Birds of Namibia
Introduction: Cape crows (Corvus capensis) inhabit arid shrubland, grassland with scattered trees, open savannah woodland, mountain grasslands and dune trees in the desert. Presence is usually in territorial pairs, at times singly, and sometimes in groups of up to 50. Wades belly-deep in to water to bathe and then dips the head, wets the plumage all over and shivers the wings, followed by dry land preening.
Diet: Forages on the ground and around the bases of shrubs and other low-growing vegetation, temporary water bodies, livestock pens and road verges. Eats beetles, ants, spiders and caterpillars. Also takes lizards, frogs, domestic chickens, tortoises and roadkill. Fruits and seeds such as jackal-berries, honey-thorns and cultivated maize are favoured.
Description: Glossy black all over with a rounded head. Black, slender pointed bill, legs and feet. Brown eyes.
Breeding: Females build a large bowl of twigs and sticks bought by the male.
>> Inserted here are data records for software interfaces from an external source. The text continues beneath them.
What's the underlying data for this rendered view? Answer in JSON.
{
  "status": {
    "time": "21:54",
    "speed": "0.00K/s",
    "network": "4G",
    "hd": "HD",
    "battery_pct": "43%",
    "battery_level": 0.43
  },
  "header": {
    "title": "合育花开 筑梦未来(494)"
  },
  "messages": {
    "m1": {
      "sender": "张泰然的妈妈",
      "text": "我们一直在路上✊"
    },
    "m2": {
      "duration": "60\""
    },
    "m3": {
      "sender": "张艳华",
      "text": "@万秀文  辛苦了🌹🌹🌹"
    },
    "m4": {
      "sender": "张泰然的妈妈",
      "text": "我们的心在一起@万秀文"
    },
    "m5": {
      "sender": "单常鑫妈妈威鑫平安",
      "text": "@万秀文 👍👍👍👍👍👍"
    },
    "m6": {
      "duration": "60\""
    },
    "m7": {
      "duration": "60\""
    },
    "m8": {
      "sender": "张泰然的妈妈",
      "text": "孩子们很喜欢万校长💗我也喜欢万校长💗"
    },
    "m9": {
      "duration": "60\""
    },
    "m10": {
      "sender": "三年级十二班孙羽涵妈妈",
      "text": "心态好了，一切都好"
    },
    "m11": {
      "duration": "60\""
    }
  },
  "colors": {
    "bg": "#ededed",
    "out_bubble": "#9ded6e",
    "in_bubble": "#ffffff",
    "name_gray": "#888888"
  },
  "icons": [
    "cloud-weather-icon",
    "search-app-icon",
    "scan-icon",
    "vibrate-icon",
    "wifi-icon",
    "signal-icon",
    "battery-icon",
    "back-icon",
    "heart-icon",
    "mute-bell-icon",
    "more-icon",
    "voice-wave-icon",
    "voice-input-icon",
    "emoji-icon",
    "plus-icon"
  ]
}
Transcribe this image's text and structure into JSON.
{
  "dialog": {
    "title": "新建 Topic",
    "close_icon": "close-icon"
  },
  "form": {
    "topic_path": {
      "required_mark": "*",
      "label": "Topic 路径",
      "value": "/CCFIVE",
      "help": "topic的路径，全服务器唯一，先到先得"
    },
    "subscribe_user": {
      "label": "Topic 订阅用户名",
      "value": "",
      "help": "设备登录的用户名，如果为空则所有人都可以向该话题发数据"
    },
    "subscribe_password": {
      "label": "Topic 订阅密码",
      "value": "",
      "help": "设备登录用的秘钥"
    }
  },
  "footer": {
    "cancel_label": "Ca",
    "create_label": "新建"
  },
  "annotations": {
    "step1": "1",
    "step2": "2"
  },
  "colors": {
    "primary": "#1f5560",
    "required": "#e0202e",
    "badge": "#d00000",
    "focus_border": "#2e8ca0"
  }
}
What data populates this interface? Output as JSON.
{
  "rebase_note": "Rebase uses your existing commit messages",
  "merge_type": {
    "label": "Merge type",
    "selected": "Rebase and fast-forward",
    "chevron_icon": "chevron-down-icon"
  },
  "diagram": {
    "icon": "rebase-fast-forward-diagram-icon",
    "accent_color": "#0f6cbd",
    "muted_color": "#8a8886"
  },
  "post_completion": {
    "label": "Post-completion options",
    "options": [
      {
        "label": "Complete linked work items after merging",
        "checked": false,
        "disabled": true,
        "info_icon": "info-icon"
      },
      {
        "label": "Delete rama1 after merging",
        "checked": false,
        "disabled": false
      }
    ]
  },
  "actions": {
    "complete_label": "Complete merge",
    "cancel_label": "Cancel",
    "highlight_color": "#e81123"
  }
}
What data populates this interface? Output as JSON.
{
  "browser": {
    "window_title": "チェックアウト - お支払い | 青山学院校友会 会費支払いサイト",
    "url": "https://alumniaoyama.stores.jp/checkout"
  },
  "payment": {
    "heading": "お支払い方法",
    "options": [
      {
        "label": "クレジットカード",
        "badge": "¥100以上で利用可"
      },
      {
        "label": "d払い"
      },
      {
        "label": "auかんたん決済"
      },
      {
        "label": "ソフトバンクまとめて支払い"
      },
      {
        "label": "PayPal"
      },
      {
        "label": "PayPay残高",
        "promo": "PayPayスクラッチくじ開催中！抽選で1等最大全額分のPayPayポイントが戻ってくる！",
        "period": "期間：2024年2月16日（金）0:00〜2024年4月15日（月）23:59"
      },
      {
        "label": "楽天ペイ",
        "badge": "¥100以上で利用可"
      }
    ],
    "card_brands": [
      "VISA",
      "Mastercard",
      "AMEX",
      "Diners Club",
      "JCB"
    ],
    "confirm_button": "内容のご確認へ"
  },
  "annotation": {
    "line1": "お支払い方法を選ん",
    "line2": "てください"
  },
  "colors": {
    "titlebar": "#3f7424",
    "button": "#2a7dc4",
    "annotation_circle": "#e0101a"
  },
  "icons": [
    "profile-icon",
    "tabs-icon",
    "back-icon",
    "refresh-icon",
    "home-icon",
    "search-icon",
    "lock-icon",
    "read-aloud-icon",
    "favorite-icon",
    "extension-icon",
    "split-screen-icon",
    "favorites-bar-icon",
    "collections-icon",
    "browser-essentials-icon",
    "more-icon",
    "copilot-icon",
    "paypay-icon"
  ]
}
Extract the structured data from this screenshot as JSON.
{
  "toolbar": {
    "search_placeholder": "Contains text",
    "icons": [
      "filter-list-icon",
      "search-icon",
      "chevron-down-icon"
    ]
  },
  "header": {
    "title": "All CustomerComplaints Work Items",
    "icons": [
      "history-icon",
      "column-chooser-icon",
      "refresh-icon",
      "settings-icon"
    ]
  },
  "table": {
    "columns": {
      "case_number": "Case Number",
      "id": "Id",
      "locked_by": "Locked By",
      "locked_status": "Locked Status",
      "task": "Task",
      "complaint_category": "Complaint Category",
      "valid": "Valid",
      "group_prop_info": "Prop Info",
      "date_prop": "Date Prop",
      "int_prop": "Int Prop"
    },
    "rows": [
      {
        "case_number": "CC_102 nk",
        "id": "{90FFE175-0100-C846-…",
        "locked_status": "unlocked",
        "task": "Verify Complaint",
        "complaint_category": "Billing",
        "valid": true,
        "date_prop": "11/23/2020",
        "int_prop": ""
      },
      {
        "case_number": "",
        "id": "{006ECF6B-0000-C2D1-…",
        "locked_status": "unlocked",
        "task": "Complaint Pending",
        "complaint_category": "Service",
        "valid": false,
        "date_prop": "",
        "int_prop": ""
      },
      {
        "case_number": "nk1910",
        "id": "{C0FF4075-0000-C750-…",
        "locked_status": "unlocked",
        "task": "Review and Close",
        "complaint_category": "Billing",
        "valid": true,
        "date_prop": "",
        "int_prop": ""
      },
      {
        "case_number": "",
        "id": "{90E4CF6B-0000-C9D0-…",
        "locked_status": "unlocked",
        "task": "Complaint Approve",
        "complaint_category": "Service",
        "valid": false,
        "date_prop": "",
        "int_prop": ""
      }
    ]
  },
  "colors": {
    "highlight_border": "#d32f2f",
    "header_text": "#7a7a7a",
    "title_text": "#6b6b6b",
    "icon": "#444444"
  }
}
Between 1 and 6 eggs are laid between September and January.
Size: 50cm. Weight: 500g.
Situated on a prime sea front location - close to everything the town of Luderitz has to offer.